Fehr: We try to give everyone shades of grey. You don’t want characters that are just bad for bad’s sake or good for good’s sake.

Kelly: Monsters have to eat too.

Fehr: In this particular episode Drew would like to hang him up and pin him to the wall. But he realizes, through other characters, that we can use this. We can use this to help people. You can get your closure on it in a way you need to. We get to play around with that. We raise these issues and then give different perspectives on them. We don’t necessarily solve them and wrap them up in a bow but we leave them open. You watch it and can you yourself in someone else’s shoes. We’re not out there to change minds but to open them.

Kelly: You do try to make my character feel bad, though.

Fehr: Yeah, as you should.

Q: Will  your character return in a future episode?

Kelly: I don’t have a job right now so…

Q: How important was it for you for this episode to get it right?

Kelly: It’s very important. I’ve done short films directed by former Rangers. I made a short film during the writers’ strike and PTSD and suicide. I used to make fun of my dad—he’s a veteran as well—he’s a Navy guy. He’d always get made when movies weren’t right. I was like, “Dad, it’s a movie. It doesn’t matter.” After I was in the military, I found out it does matter. It’s important to get it right. It’s important to treat the truth of the characters well. It’s kind of scary. I think that’s why I tried to avoid playing soldiers for a long time because I felt you can mess up something else but you can’t mess up being a soldier. For one thing, your buddies will call you on it but it’s also important because of the heritage.
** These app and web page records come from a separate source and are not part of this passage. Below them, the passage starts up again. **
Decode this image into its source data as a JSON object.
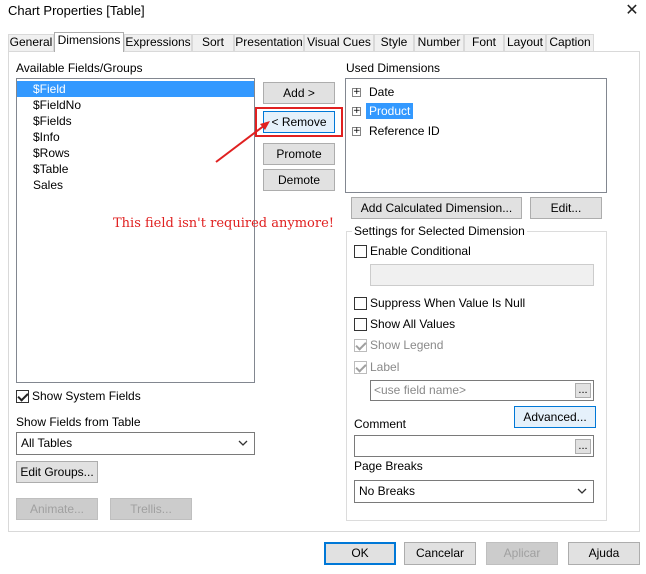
{
  "window": {
    "title": "Chart Properties [Table]",
    "close_icon": "close-icon"
  },
  "tabs": [
    {
      "label": "General"
    },
    {
      "label": "Dimensions"
    },
    {
      "label": "Expressions"
    },
    {
      "label": "Sort"
    },
    {
      "label": "Presentation"
    },
    {
      "label": "Visual Cues"
    },
    {
      "label": "Style"
    },
    {
      "label": "Number"
    },
    {
      "label": "Font"
    },
    {
      "label": "Layout"
    },
    {
      "label": "Caption"
    }
  ],
  "active_tab": "Dimensions",
  "available": {
    "label": "Available Fields/Groups",
    "items": [
      "$Field",
      "$FieldNo",
      "$Fields",
      "$Info",
      "$Rows",
      "$Table",
      "Sales"
    ],
    "selected_index": 0,
    "show_system_fields": "Show System Fields",
    "show_fields_from_table_label": "Show Fields from Table",
    "table_select_value": "All Tables",
    "edit_groups": "Edit Groups...",
    "animate": "Animate...",
    "trellis": "Trellis..."
  },
  "middle_buttons": {
    "add": "Add >",
    "remove": "< Remove",
    "promote": "Promote",
    "demote": "Demote"
  },
  "annotation": {
    "text": "This field isn't required anymore!",
    "color": "#e02020"
  },
  "used": {
    "label": "Used Dimensions",
    "items": [
      "Date",
      "Product",
      "Reference ID"
    ],
    "selected_index": 1,
    "add_calculated": "Add Calculated Dimension...",
    "edit": "Edit..."
  },
  "settings": {
    "title": "Settings for Selected Dimension",
    "enable_conditional": "Enable Conditional",
    "suppress_null": "Suppress When Value Is Null",
    "show_all_values": "Show All Values",
    "show_legend": "Show Legend",
    "label": "Label",
    "label_placeholder": "<use field name>",
    "advanced": "Advanced...",
    "comment": "Comment",
    "page_breaks": "Page Breaks",
    "page_breaks_value": "No Breaks"
  },
  "footer": {
    "ok": "OK",
    "cancel": "Cancelar",
    "apply": "Aplicar",
    "help": "Ajuda"
  },
  "colors": {
    "selection": "#3399ff",
    "annotation": "#e02020",
    "focus": "#0078d7"
  }
}
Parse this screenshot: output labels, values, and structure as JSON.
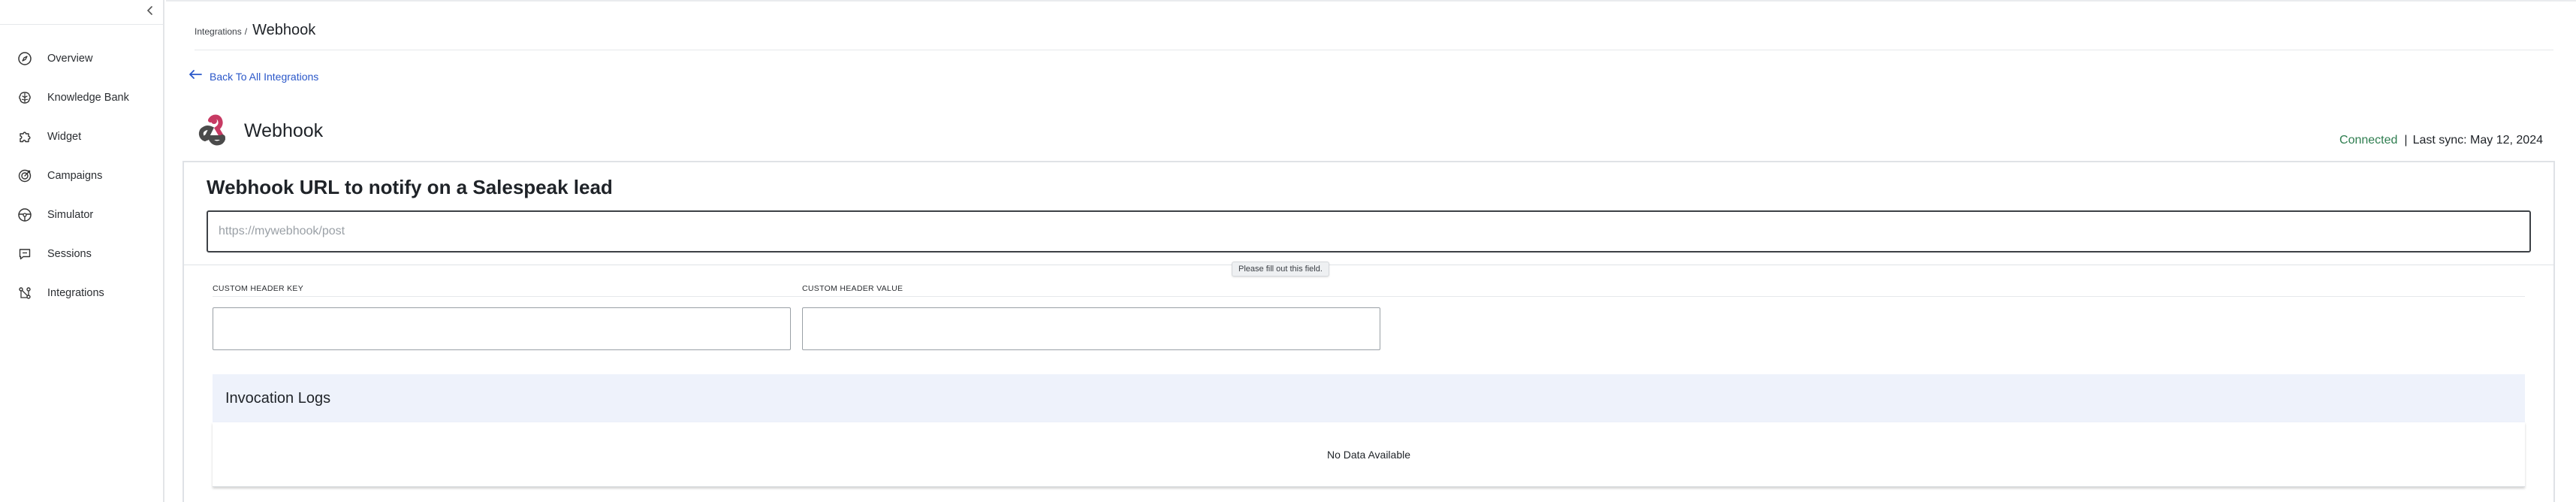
{
  "sidebar": {
    "items": [
      {
        "label": "Overview",
        "icon": "compass-icon"
      },
      {
        "label": "Knowledge Bank",
        "icon": "brain-icon"
      },
      {
        "label": "Widget",
        "icon": "puzzle-icon"
      },
      {
        "label": "Campaigns",
        "icon": "target-icon"
      },
      {
        "label": "Simulator",
        "icon": "steering-wheel-icon"
      },
      {
        "label": "Sessions",
        "icon": "chat-bubble-icon"
      },
      {
        "label": "Integrations",
        "icon": "integrations-icon"
      }
    ]
  },
  "breadcrumb": {
    "parent": "Integrations",
    "separator": "/",
    "current": "Webhook"
  },
  "back_link": {
    "label": "Back To All Integrations"
  },
  "integration": {
    "title": "Webhook",
    "status": "Connected",
    "status_separator": "|",
    "last_sync": "Last sync: May 12, 2024"
  },
  "webhook_url": {
    "heading": "Webhook URL to notify on a Salespeak lead",
    "value": "",
    "placeholder": "https://mywebhook/post",
    "validation_tooltip": "Please fill out this field."
  },
  "custom_headers": {
    "key_label": "CUSTOM HEADER KEY",
    "value_label": "CUSTOM HEADER VALUE",
    "key_value": "",
    "value_value": ""
  },
  "invocation_logs": {
    "title": "Invocation Logs",
    "empty_message": "No Data Available"
  },
  "colors": {
    "accent_link": "#2a57c9",
    "status_connected": "#2e7d4f",
    "logs_header_bg": "#eef2fb",
    "webhook_logo": "#c73a63"
  }
}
Q: Are there translatable skills from being an Army Ranger to being an actor?

Kelly: I always wanted to be an actor. I joined the military so I could (later) do action movies. I did theater growing up. My parents told me I couldn’t audition for professional roles until after high school. I (enlisted) before the war. I didn’t know we were going to go to war. I was fortunate enough to be in the best unit in the military. I went to war before they set up NWR tents. I spent two months living in holes and stuff looking for Bin Laden. This one guy set up a projector and we got to watch “A Night at the Roxbury,” and it was the best two hours of our lives. It made me realize the importance of entertainment. I was always the skit guy, entertaining everyone. It gets you through. “A Night at the Roxbury” was the most valuable movie we saw because we’d been literally living in holes and not showering, and it just made me feel good.

Entertainment seems to have such an intangible value. What we do, especially shows like (“The Night Shift”), where they care about (authenticity) and the veterans, entertainment IS important for soldiers. It gets you through. I’m fortunate enough that I get to do what I believe in now and I get to say it because I also was on the other side.

Fehr: Like Winston Churchill said, “If we’re not fighting for the arts, then what are we fighting for?” We’re out there in Albuquerque (N.M.) playing make believe and having fun. My wife volunteers, working with Syrian refugees adapt and transition to American life, and you wonder if what you’re doing is valuable. Then you hear stories, like Josh’s and “Night at the Roxbury,” and you understand that entertainment can be valuable and there’s something to be said for what we do and why we’re doing it.

After my character came out of the closet, there were so many people that have reached out to me and said, “Thank you. I really appreciate that character.” And (others who didn’t like the fact he was gay) said, “Well, your character’s cool, though,” so we may be a little part of opening up someone’s mind to a different perspective or maybe helping someone who feels lost.  In one respect, it’s make believe and fun and we understand we’re blessed to be (acting). It’s silly in on respect but it’s also powerful. You’ve got to keep both those things in mind: You can’t take yourself too seriously or get crazy and overblow it. What you do is going to affect someone in some way. We’re telling stories so we can connect with people. The smallest thing can change a life or open up a mind, and I think that’s pretty important.

“The Night Shift” airs Thursdays on NBC at 10 p.m./9C.